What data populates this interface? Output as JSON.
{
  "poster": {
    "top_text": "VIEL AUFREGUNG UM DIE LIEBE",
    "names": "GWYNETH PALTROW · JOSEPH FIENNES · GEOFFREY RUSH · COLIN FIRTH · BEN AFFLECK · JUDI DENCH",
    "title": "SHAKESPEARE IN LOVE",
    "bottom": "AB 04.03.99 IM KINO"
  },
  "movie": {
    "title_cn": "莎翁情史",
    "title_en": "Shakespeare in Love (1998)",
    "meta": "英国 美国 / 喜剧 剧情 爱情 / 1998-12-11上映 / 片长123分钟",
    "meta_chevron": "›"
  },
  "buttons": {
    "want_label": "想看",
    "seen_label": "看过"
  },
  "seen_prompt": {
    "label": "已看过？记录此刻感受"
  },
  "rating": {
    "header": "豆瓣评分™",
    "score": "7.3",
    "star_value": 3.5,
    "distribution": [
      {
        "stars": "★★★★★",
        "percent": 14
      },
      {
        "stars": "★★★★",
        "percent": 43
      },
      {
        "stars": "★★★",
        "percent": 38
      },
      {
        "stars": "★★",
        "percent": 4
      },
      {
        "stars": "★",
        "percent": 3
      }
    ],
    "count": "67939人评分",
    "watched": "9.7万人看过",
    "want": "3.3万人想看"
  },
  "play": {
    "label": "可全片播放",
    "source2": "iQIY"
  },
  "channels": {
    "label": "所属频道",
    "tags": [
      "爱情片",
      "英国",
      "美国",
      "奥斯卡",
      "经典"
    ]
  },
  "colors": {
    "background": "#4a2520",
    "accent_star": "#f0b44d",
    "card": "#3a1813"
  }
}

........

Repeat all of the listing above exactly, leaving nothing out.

__ANSWER__.
What data populates this interface? Output as JSON.
{
  "poster": {
    "top_text": "VIEL AUFREGUNG UM DIE LIEBE",
    "names": "GWYNETH PALTROW · JOSEPH FIENNES · GEOFFREY RUSH · COLIN FIRTH · BEN AFFLECK · JUDI DENCH",
    "title": "SHAKESPEARE IN LOVE",
    "bottom": "AB 04.03.99 IM KINO"
  },
  "movie": {
    "title_cn": "莎翁情史",
    "title_en": "Shakespeare in Love (1998)",
    "meta": "英国 美国 / 喜剧 剧情 爱情 / 1998-12-11上映 / 片长123分钟",
    "meta_chevron": "›"
  },
  "buttons": {
    "want_label": "想看",
    "seen_label": "看过"
  },
  "seen_prompt": {
    "label": "已看过？记录此刻感受"
  },
  "rating": {
    "header": "豆瓣评分™",
    "score": "7.3",
    "star_value": 3.5,
    "distribution": [
      {
        "stars": "★★★★★",
        "percent": 14
      },
      {
        "stars": "★★★★",
        "percent": 43
      },
      {
        "stars": "★★★",
        "percent": 38
      },
      {
        "stars": "★★",
        "percent": 4
      },
      {
        "stars": "★",
        "percent": 3
      }
    ],
    "count": "67939人评分",
    "watched": "9.7万人看过",
    "want": "3.3万人想看"
  },
  "play": {
    "label": "可全片播放",
    "source2": "iQIY"
  },
  "channels": {
    "label": "所属频道",
    "tags": [
      "爱情片",
      "英国",
      "美国",
      "奥斯卡",
      "经典"
    ]
  },
  "colors": {
    "background": "#4a2520",
    "accent_star": "#f0b44d",
    "card": "#3a1813"
  }
}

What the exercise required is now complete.